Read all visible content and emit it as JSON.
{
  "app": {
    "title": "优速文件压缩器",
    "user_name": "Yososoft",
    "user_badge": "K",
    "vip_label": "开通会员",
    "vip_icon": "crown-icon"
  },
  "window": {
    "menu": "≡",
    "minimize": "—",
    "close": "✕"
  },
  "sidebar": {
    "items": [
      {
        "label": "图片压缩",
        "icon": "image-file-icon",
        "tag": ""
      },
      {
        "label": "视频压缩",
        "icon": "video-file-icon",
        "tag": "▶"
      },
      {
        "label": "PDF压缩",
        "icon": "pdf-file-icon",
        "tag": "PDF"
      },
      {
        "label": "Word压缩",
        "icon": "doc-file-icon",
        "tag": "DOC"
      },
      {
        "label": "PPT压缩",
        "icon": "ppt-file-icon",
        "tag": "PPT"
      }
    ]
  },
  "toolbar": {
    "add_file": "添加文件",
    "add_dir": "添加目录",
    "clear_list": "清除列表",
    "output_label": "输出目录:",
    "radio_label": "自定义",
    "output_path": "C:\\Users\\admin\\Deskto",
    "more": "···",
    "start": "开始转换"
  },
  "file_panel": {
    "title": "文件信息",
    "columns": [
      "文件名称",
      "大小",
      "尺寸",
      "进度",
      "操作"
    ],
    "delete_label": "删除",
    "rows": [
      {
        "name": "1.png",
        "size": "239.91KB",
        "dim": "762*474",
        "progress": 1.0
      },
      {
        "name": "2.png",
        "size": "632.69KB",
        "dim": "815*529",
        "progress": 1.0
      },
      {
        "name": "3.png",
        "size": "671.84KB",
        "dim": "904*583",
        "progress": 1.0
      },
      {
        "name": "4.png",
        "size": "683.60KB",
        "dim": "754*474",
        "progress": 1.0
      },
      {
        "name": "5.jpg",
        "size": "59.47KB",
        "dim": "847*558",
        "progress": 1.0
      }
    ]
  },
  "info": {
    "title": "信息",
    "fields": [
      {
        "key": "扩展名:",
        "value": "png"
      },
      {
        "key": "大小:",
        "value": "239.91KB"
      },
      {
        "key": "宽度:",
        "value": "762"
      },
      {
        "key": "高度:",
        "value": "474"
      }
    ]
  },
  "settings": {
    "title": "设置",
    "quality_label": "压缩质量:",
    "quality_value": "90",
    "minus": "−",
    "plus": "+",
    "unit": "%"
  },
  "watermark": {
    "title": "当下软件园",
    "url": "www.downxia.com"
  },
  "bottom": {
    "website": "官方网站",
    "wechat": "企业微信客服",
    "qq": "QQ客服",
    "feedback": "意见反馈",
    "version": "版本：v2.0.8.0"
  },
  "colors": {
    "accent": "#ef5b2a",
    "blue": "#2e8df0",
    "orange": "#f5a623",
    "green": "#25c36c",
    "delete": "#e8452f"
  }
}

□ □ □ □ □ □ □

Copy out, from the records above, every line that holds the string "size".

> **Answer below**
        "size": "239.91KB",
        "size": "632.69KB",
        "size": "671.84KB",
        "size": "683.60KB",
        "size": "59.47KB",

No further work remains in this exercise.